Goal of the exercise
Search the data for "gorod". Return each matching line.

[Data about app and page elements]
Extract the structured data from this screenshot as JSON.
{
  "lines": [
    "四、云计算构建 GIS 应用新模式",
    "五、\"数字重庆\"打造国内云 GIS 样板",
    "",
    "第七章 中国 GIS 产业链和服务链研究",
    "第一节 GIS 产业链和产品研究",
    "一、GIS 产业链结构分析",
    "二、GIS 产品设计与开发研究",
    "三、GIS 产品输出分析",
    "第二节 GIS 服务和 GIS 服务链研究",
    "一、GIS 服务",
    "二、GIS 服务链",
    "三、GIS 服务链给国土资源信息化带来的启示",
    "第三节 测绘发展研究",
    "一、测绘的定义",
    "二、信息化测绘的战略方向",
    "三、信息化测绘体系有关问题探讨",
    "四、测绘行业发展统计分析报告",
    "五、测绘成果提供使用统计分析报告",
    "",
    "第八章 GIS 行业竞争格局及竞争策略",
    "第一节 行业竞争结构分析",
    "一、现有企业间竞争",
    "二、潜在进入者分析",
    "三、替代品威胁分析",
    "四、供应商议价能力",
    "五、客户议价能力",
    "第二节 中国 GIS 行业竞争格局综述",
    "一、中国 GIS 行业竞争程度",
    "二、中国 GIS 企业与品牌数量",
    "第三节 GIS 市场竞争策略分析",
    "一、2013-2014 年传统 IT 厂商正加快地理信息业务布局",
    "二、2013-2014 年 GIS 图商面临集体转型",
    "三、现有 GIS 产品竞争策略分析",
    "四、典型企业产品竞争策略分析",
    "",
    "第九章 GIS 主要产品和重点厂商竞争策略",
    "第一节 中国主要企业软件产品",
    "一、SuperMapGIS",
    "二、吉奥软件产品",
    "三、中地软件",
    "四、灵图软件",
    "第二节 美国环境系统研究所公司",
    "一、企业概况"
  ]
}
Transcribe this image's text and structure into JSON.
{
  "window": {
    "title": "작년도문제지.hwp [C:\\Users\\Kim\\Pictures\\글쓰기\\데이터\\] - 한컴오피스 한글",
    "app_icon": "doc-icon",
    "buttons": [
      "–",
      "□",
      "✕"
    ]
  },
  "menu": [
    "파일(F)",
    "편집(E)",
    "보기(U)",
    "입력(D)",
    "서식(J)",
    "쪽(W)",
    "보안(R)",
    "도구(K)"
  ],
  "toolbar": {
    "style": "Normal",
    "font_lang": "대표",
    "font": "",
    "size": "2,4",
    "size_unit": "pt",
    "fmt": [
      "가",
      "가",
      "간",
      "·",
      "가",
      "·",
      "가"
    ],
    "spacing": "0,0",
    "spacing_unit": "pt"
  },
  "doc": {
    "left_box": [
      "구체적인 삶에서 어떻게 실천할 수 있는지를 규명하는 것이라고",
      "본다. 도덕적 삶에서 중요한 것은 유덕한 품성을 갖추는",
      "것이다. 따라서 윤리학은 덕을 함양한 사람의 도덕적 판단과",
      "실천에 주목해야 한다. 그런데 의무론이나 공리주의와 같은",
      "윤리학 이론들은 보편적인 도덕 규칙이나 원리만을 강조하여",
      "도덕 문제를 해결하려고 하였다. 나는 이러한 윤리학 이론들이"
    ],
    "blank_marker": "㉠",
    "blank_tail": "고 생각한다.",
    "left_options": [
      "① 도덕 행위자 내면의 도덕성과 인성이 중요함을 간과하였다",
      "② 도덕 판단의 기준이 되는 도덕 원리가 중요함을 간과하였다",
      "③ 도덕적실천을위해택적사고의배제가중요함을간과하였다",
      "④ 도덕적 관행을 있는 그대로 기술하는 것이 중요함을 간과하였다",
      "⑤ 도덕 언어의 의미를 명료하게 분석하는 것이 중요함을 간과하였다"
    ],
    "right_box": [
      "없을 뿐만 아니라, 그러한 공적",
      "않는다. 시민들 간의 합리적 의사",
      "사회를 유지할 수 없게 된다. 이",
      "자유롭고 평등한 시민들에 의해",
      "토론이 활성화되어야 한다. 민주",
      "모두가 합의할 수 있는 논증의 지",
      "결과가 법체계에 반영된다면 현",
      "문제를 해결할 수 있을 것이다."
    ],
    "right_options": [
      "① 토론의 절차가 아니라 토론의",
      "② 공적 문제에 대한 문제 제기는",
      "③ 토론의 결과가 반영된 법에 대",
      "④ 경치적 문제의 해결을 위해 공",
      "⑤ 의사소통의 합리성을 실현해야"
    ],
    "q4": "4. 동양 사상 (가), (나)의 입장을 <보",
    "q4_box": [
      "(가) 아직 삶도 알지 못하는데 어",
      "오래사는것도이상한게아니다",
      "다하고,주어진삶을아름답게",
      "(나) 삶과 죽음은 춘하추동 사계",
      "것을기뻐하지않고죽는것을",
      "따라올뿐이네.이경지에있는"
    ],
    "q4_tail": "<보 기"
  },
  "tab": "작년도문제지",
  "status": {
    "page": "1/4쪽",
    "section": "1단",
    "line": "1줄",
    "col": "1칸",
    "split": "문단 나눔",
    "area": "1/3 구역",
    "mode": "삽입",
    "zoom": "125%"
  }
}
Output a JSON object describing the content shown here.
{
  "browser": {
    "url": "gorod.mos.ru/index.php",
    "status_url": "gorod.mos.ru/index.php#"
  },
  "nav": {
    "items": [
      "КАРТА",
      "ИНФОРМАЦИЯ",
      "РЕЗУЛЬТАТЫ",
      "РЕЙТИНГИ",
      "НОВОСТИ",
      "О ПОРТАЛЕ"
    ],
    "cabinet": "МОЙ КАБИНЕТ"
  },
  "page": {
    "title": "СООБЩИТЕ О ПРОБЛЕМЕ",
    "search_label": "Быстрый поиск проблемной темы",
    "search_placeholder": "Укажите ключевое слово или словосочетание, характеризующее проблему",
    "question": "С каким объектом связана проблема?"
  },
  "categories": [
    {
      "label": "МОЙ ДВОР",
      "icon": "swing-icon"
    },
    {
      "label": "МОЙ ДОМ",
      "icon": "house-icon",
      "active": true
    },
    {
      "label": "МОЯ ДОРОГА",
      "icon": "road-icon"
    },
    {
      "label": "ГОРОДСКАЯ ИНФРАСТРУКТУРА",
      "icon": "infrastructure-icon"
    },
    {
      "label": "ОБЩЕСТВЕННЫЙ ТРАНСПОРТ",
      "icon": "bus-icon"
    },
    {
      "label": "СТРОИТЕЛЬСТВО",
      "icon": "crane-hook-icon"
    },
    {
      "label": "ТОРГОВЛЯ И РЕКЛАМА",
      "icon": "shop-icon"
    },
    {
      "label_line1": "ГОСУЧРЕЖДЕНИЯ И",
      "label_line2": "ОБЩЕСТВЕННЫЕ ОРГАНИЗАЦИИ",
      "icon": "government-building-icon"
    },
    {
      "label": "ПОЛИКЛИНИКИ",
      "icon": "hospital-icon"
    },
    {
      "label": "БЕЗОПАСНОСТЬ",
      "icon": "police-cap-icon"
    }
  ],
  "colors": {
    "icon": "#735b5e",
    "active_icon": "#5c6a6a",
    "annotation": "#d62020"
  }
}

Exercise response
    "url": "gorod.mos.ru/index.php",
    "status_url": "gorod.mos.ru/index.php#"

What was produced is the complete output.